The expert witnesses for the plaintiffs, Barbara Forrest, Kenneth Miller, Kevin Padian, Robert Pennock, John Haught, Brian Alters, and Kevin Padian, worked as volunteers on this case. The lawyers from the ACLU of Pennsylvania, Americans United for the Separation of Church and State, and the law firm of Pepper Hamilton put in an enormous amount of time, effort, and energy. Genie Scott, Wesley Elsberry, Nick Matzke, Susan Spath, and the rest of the staff at the National Center for Science Education worked tirelessly behind the scenes.

Thanks are particularly due to Tammy Kitzmiller, Bryan Rehm, Christie Rehm, Deborah Feinmore, Joel Lieb, Steven Stough, Beth Eveland, Cynthia Sneath, Julie Smith, Barrie Callahan, and Frederick Callahan - the plaintiffs in the case. They, and the partially overlapping group of parents who took back the school board, have demonstrated once again that a small group of committed people really can change things for the better.

(Hat Tip: NCSE)


Anonymous said...

As a biology teacher from PA (and near Dover), I can say that this ruling makes me feel like Christmas came early! I've been dealing with this issue for as long as I've been teaching. My daughter recently finished student teaching in 6th grade in a rural PA school, and her final grade was LOWERED because she taught evolution (it was in the 6th grade science book) and didn't say it was 'just a theory' or 'it has problems', nor did she discuss 'alternative theories' like her cooperating teacher wanted her to. My principal allowed students to 'opt out' of my evolution unit, and I've had pastors show up at my classroom door with materials to hand out to students giving them the 'alternate theory' of how life came to be. Today's ruling gives me even more LEGAL ammunition to use if I ever return to the classroom. I'm on sabbatical leave, working in a big government agency in D.C., where even the DIRECTOR of SCIENCE isn't allowed to discuss 'evolution' with the media unless cleared by the (politically appointed) agency head - and then he must be sure to not come out firmly in the 'evolutionist' camp. Thank you, Judge Jones!!

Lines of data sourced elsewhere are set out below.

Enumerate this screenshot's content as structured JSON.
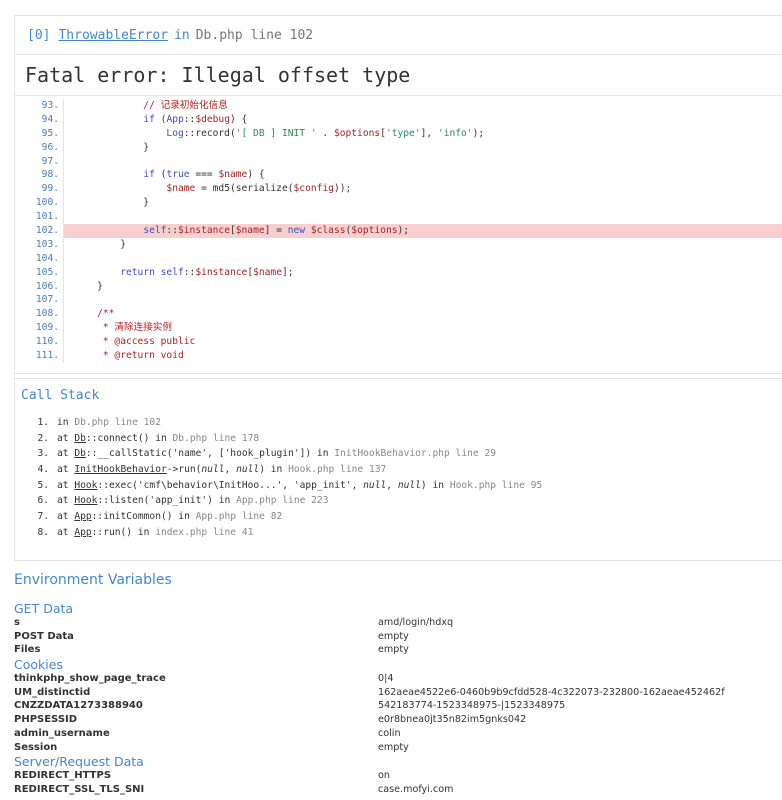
{
  "exception": {
    "index": "[0]",
    "class_name": "ThrowableError",
    "in_word": "in",
    "location": "Db.php line 102",
    "message": "Fatal error: Illegal offset type"
  },
  "source_lines": [
    {
      "no": "93.",
      "code": "            // 记录初始化信息"
    },
    {
      "no": "94.",
      "code": "            if (App::$debug) {"
    },
    {
      "no": "95.",
      "code": "                Log::record('[ DB ] INIT ' . $options['type'], 'info');"
    },
    {
      "no": "96.",
      "code": "            }"
    },
    {
      "no": "97.",
      "code": ""
    },
    {
      "no": "98.",
      "code": "            if (true === $name) {"
    },
    {
      "no": "99.",
      "code": "                $name = md5(serialize($config));"
    },
    {
      "no": "100.",
      "code": "            }"
    },
    {
      "no": "101.",
      "code": ""
    },
    {
      "no": "102.",
      "code": "            self::$instance[$name] = new $class($options);",
      "highlight": true
    },
    {
      "no": "103.",
      "code": "        }"
    },
    {
      "no": "104.",
      "code": ""
    },
    {
      "no": "105.",
      "code": "        return self::$instance[$name];"
    },
    {
      "no": "106.",
      "code": "    }"
    },
    {
      "no": "107.",
      "code": ""
    },
    {
      "no": "108.",
      "code": "    /**"
    },
    {
      "no": "109.",
      "code": "     * 清除连接实例"
    },
    {
      "no": "110.",
      "code": "     * @access public"
    },
    {
      "no": "111.",
      "code": "     * @return void"
    }
  ],
  "call_stack": {
    "title": "Call Stack",
    "items": [
      {
        "n": "1.",
        "pre": "in ",
        "fn": "",
        "args": "",
        "file": "Db.php line 102"
      },
      {
        "n": "2.",
        "pre": "at ",
        "fn": "Db",
        "args": "::connect() in ",
        "file": "Db.php line 178"
      },
      {
        "n": "3.",
        "pre": "at ",
        "fn": "Db",
        "args": "::__callStatic('name', ['hook_plugin']) in ",
        "file": "InitHookBehavior.php line 29"
      },
      {
        "n": "4.",
        "pre": "at ",
        "fn": "InitHookBehavior",
        "args": "->run(null, null) in ",
        "file": "Hook.php line 137"
      },
      {
        "n": "5.",
        "pre": "at ",
        "fn": "Hook",
        "args": "::exec('cmf\\behavior\\InitHoo...', 'app_init', null, null) in ",
        "file": "Hook.php line 95"
      },
      {
        "n": "6.",
        "pre": "at ",
        "fn": "Hook",
        "args": "::listen('app_init') in ",
        "file": "App.php line 223"
      },
      {
        "n": "7.",
        "pre": "at ",
        "fn": "App",
        "args": "::initCommon() in ",
        "file": "App.php line 82"
      },
      {
        "n": "8.",
        "pre": "at ",
        "fn": "App",
        "args": "::run() in ",
        "file": "index.php line 41"
      }
    ]
  },
  "environment": {
    "title": "Environment Variables",
    "rows": [
      {
        "section": "GET Data"
      },
      {
        "key": "s",
        "value": "amd/login/hdxq"
      },
      {
        "key": "POST Data",
        "value": "empty"
      },
      {
        "key": "Files",
        "value": "empty"
      },
      {
        "section": "Cookies"
      },
      {
        "key": "thinkphp_show_page_trace",
        "value": "0|4"
      },
      {
        "key": "UM_distinctid",
        "value": "162aeae4522e6-0460b9b9cfdd528-4c322073-232800-162aeae452462f"
      },
      {
        "key": "CNZZDATA1273388940",
        "value": "542183774-1523348975-|1523348975"
      },
      {
        "key": "PHPSESSID",
        "value": "e0r8bnea0jt35n82im5gnks042"
      },
      {
        "key": "admin_username",
        "value": "colin"
      },
      {
        "key": "Session",
        "value": "empty"
      },
      {
        "section": "Server/Request Data"
      },
      {
        "key": "REDIRECT_HTTPS",
        "value": "on"
      },
      {
        "key": "REDIRECT_SSL_TLS_SNI",
        "value": "case.mofyi.com"
      }
    ]
  }
}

George said...

Finally, we see some justice in the teaching of science in the US.

Dr Zen said...

Woohoo! We await George Bush's comment, innit!